After bidding farewell to Matt Smith’s Eleventh Doctor in last year’s Christmas special ‘Time of the Doctor,’ the world was introduced to Peter Capaldi’s Twelfth Doctor in his very first adventure on ‘Doctor Who’ this weekend. With his whole kidney situation worked out, the latest regeneration of the Time Lord found himself and his companion Clara Oswald in Victorian London with a rampaging dinosaur in the Thames. But when the prehistoric beast spontaneously combusts, Team TARDIS is joined by allies Madame Vastra, Jenny Flint, and Strax to solve the mysterious circumstances that involve some very familiar clockwork droids while becoming reacquainted with the Doctor and his new self.

To begin bluntly, I really enjoyed the eighth season premiere of the long-running British sci-fi series. Though there were a few things that I found to be out of place, I definitely liked more things than I disliked. For starters, I love the new opening for the show. It has a very retro Classic Who feel while still maintaining a very sleek modern look. And it’s even cooler that showrunner Steven Moffat found it on YouTube. That just goes to show how incredibly creative this fandom is that something like this comes out of it.

As for the episode itself, the theme of change and questioning who you are really resonated with me. Not only were the villains of the story facing these problems as their mission was to become more human despite being machines, but the Doctor was dealing with the same thing as he has just regenerated. He even realizes that things about this episode seem familiar like his foes from ‘The Girl In The Fireplace’ and his new face, but he can’t quite place how he knows these things. There were a lot of great moments to come out of this theme such as the scene in the alley and the final confrontation between the Doctor and the clockwork droid in the skin balloon where he mentions original parts and talks about the broom. I’ll even go so far as to say that these were some of the moments that made me fall in love with the Twelfth Doctor because they showed us so much about him and how relatable he can be, even though he has those quite cross eyebrows.

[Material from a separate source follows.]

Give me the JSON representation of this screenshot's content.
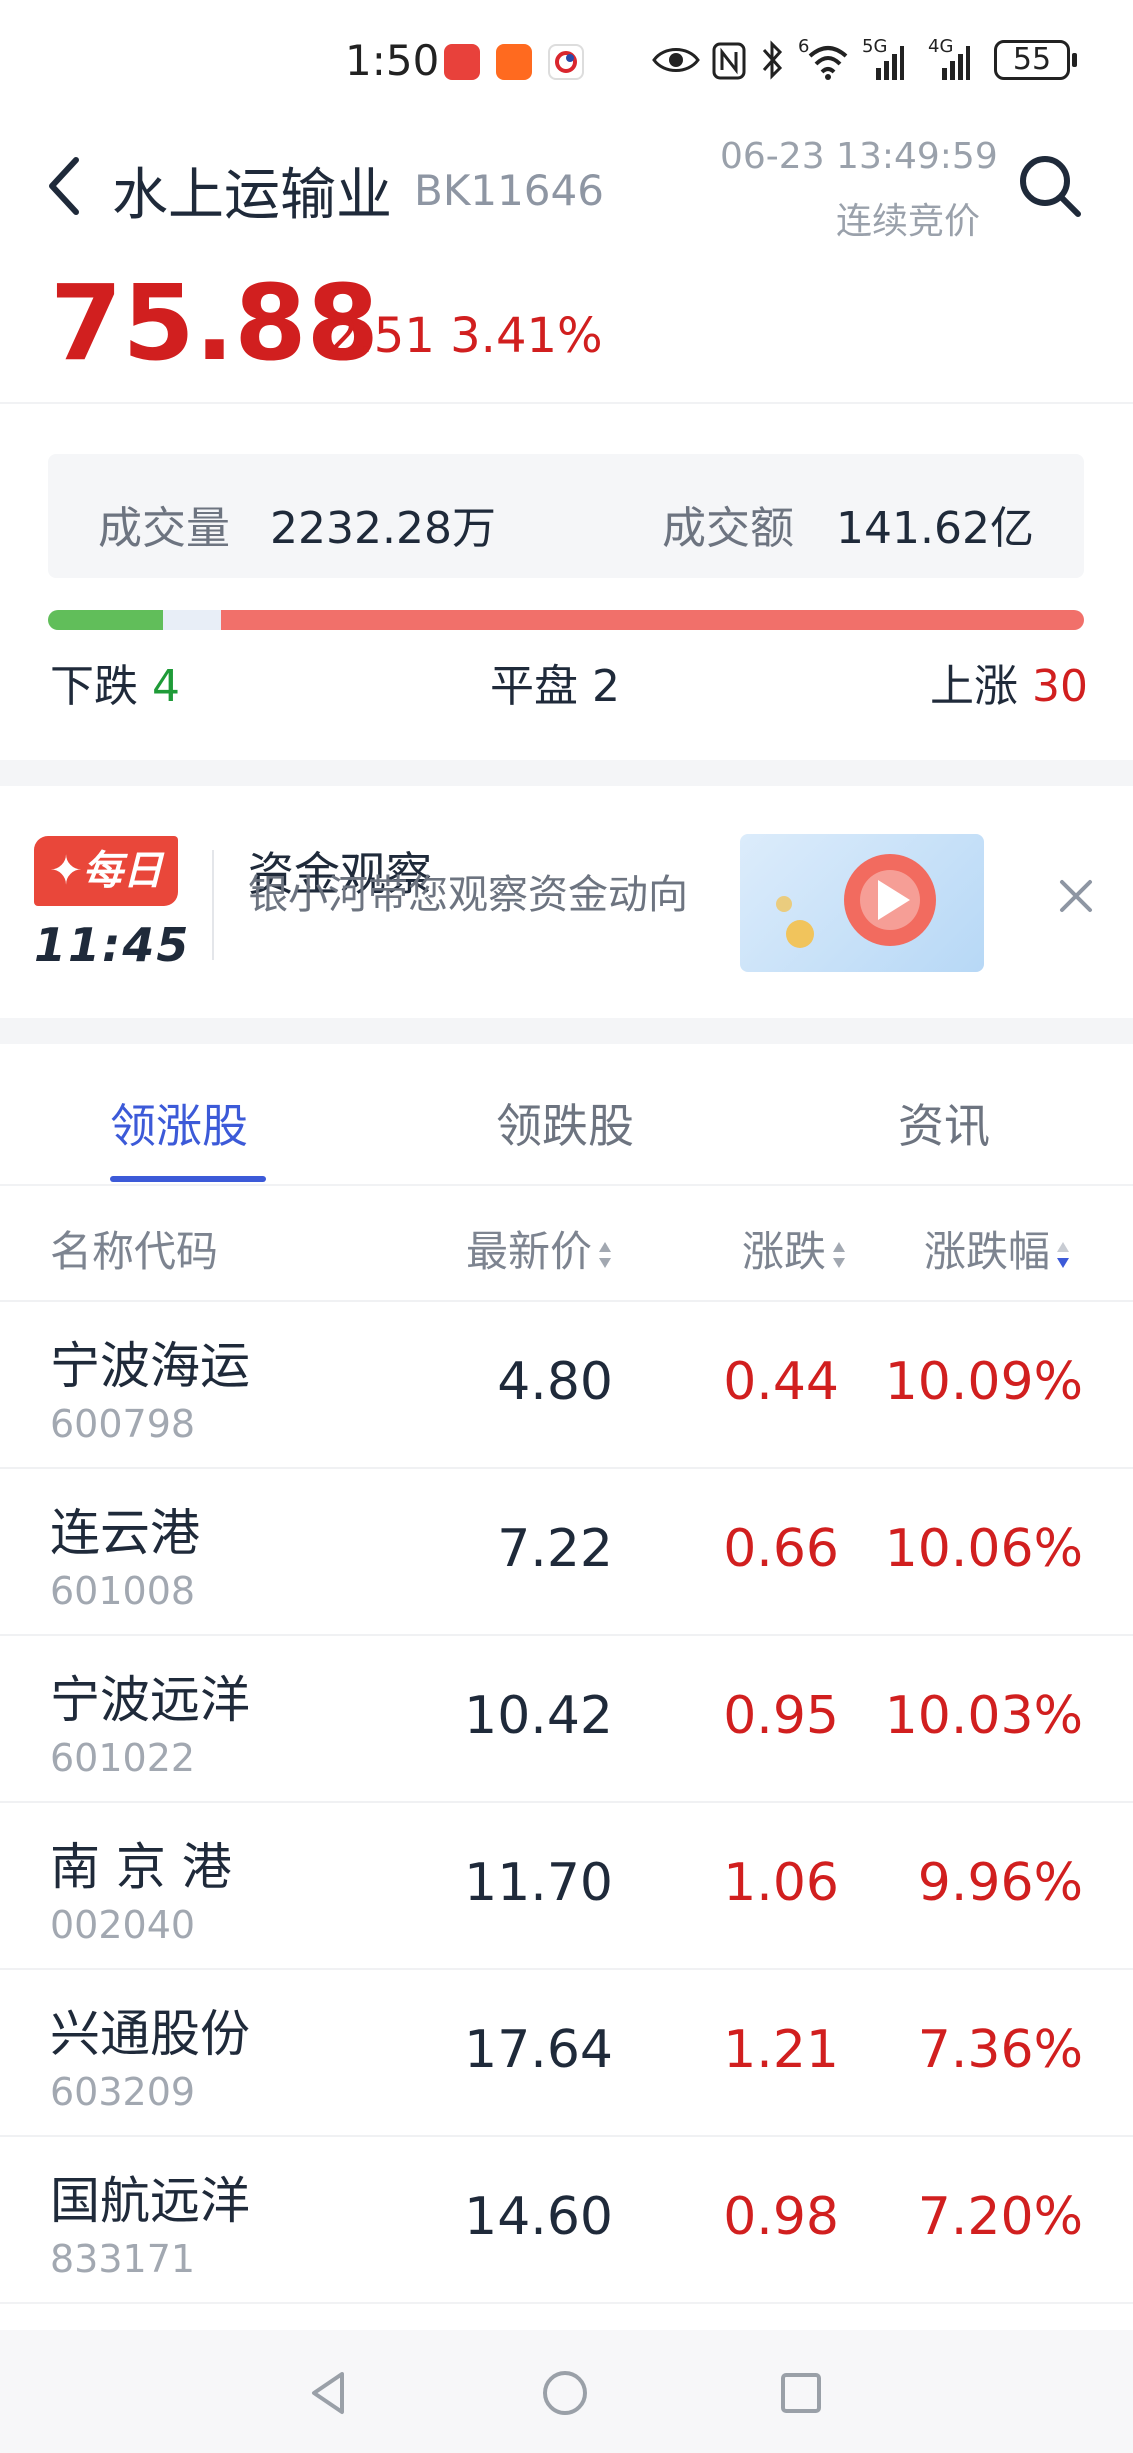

Another particular aspect that stood out was Clara. Not only was she built up in this episode to be stronger and more clever than she has been in the past, but she was also given more depth as a character, especially when she stood up for herself against Vastra and the main android. And that was interesting on another level too because she was definitely taking the Doctor’s change quite hard, which reflects how a lot of fans in the audience felt as well. Since ‘Doctor Who’ became a worldwide phenomenon, Whovians from far and wide were sad to see Smith depart from the show. But the writers really played with the idea that the companion is the stand-in for the fans in the show and we got a lot of moments that really cushioned the blow of a new regeneration with a degree of familiarity while still offering new twists on these things that we’ve come to love about the series. We even got the stamp of approval from the previous Doctor at the end of the episode as sort of a way to tell both Clara and the audience not to be afraid and that everything will be fine with Peter Capaldi. This sort of thing happens every time the Doctor changes faces, but ‘Deep Breath’ did a particularly good job with the transition since we were given plenty of opportunities to accept this excellent new actor in the role of his dreams.

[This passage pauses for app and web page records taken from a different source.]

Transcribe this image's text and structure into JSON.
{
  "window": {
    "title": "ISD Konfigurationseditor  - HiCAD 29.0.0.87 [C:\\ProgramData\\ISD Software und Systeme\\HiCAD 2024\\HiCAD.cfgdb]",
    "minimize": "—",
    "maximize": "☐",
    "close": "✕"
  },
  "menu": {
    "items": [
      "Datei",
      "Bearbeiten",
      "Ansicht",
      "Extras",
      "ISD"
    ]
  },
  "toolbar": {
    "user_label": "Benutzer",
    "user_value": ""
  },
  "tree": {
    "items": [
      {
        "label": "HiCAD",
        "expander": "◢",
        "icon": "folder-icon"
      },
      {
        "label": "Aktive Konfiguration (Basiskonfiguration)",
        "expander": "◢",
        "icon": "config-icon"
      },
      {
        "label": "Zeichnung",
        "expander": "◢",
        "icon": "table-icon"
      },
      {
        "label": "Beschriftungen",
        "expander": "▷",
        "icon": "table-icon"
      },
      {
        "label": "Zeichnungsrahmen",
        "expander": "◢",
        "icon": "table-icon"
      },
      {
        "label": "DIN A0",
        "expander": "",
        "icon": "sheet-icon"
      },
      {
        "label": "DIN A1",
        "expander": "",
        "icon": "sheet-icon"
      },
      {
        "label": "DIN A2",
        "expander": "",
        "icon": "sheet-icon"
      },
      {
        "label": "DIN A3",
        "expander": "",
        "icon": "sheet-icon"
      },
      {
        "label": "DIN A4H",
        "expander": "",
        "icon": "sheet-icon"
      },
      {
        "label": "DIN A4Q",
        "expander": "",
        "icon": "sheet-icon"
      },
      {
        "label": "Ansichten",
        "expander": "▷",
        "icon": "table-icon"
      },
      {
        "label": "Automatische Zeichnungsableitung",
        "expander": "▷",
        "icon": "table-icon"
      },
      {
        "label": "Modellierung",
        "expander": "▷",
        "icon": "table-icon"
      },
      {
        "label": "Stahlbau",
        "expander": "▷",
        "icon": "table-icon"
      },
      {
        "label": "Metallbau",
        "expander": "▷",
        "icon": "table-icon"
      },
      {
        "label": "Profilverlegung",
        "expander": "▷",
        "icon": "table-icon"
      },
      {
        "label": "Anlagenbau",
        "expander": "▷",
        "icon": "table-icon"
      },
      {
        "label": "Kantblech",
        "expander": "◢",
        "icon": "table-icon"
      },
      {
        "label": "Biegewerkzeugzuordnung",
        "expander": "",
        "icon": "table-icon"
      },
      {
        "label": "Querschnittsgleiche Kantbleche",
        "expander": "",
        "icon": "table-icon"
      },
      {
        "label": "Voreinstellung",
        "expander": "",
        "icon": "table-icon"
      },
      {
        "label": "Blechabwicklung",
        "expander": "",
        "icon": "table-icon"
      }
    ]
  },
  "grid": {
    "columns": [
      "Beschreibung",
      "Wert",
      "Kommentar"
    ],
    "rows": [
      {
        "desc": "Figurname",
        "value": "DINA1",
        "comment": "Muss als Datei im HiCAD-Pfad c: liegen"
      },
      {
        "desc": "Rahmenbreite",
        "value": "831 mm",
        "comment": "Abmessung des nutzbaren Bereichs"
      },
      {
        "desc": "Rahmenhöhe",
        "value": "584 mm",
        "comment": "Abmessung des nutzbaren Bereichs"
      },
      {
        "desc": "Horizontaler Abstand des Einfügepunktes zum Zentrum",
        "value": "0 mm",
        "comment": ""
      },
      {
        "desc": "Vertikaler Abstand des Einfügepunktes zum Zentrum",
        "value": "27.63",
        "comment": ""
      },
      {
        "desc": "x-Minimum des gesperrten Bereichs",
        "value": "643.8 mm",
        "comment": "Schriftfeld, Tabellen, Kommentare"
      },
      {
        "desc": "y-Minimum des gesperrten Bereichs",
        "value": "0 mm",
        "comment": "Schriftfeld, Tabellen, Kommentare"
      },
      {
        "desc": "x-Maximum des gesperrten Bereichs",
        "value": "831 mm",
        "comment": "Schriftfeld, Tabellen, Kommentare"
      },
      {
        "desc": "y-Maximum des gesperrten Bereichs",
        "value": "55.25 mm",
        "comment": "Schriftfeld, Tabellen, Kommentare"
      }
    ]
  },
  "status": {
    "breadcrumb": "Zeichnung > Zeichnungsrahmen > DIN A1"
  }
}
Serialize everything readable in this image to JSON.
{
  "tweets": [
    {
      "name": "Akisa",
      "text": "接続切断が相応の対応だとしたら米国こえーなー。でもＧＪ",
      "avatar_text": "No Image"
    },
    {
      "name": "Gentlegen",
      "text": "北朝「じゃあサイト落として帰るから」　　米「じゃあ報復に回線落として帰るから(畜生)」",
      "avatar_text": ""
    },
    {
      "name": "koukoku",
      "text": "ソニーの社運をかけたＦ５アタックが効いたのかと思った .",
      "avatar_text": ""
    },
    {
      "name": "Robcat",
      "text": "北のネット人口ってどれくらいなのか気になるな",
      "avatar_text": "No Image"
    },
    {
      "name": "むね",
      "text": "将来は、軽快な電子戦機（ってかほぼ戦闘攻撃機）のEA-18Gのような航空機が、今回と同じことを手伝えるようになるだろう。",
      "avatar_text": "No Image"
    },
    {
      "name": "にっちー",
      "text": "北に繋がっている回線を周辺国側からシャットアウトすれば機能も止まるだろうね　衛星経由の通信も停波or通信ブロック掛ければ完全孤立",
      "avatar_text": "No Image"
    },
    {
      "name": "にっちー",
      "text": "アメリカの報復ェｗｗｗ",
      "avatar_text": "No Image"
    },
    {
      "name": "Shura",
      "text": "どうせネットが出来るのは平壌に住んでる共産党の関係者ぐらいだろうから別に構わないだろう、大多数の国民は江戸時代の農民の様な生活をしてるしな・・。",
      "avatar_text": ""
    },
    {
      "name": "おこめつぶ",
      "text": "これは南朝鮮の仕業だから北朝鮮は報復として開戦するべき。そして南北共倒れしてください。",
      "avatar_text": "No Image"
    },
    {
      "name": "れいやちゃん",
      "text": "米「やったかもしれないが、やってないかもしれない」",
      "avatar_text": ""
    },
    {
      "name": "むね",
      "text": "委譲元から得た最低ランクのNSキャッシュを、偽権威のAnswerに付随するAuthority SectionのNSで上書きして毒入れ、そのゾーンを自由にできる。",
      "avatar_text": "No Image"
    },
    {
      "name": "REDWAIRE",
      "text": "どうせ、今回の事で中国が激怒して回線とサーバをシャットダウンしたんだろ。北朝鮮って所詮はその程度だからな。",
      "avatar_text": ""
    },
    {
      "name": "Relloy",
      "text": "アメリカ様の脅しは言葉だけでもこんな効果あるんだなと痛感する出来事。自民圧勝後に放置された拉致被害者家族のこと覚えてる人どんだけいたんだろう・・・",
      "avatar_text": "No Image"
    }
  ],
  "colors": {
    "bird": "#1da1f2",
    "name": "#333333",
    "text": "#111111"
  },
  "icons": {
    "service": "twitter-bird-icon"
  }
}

Even though I could keep going about things that I enjoyed about this episode such as the unpredictability of this new Doctor or the exquisite banter in the restaurant scene, I would be remiss if I didn’t address a few problematic things. First, Vastra seemed to step out of character very often. In the past, when we would see her deal with a case, she was all business and very focused. Now, there were times where she was relegated to more of a flirty role, especially when Clara got angry and Jenny had to remind her wife that they’re married. I’ll admit, the swerve when Jenny thought that Vastra was painting her was cute, but that was more in line with what was going on with the plot. Other instances just didn’t fit quite as well.

Speaking of things that didn’t fit, the slapstick comedy between Clara and Strax was really out of place and didn’t match the tone of the episode. Sure, the Doctor can be a little silly from time to time, but the wacky sound effects and the newspaper gag were unnecessary. The bit with Strax asking for Clara’s coat would fall into that category as well if I didn’t like Jenna Coleman’s delivery so much, but the only comedic interaction between the two that really fit was the physical he was giving her because he thought that the Doctor might have been leaving Clara behind. That scene had a purpose whereas the others were for cheap laughs.

But with those two things being said, this was a solid season premiere for ‘Doctor Who’. It accomplished its most important function by easing their audience into the new era of the Twelfth Doctor. After watching it three times, I realized that there was some great complexity in such a simple story that there were multiple layers to enjoy upon further viewings. There were a ton of great throwbacks to the show’s past, a few borderline heartbreaking scenes, and a strong emotional connection to the latest addition to the fifty-year old legacy of ‘Doctor Who.’ Overall, I look forward to seeing more from the Capaldification of one of the most beloved sci-fi shows in history.

Final Score: